### ABOUT THIS TASK
Provide only the number of lines in the records where "title" appears.

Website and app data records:

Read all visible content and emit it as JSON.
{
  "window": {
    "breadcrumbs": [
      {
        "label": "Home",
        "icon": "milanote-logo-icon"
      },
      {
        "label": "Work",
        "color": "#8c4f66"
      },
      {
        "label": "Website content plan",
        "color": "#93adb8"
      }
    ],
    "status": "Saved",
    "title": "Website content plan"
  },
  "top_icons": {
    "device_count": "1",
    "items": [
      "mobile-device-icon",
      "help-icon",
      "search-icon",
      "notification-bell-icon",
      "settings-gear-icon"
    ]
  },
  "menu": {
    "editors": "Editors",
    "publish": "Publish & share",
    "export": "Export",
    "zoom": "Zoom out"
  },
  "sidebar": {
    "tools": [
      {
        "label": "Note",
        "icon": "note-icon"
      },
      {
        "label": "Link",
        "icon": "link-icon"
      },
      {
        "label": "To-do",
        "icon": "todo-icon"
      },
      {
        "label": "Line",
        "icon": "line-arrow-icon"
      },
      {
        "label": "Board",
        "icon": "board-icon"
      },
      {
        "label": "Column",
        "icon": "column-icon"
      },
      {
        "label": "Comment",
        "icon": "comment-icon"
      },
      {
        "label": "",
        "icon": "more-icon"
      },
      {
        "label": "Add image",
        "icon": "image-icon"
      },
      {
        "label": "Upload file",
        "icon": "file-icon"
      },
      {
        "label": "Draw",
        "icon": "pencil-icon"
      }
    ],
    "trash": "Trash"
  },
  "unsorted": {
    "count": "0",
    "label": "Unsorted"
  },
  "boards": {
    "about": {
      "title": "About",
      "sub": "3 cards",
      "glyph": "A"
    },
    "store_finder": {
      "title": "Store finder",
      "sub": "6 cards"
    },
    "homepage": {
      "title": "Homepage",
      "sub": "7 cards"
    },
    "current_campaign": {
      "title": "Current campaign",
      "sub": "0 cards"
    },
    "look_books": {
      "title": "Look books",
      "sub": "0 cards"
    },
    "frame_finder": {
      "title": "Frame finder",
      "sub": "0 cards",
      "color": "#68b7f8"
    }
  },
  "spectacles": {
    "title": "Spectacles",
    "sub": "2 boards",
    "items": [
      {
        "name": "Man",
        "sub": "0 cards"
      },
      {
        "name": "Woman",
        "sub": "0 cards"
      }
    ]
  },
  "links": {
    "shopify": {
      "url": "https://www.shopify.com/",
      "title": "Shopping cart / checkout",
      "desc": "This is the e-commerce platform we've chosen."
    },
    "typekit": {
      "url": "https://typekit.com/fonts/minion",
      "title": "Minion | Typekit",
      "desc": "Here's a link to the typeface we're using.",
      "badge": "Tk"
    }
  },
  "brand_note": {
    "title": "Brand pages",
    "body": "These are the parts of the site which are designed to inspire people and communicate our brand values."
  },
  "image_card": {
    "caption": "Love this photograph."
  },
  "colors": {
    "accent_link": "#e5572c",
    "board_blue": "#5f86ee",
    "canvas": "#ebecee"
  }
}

### ANSWER FOR THE TASK
11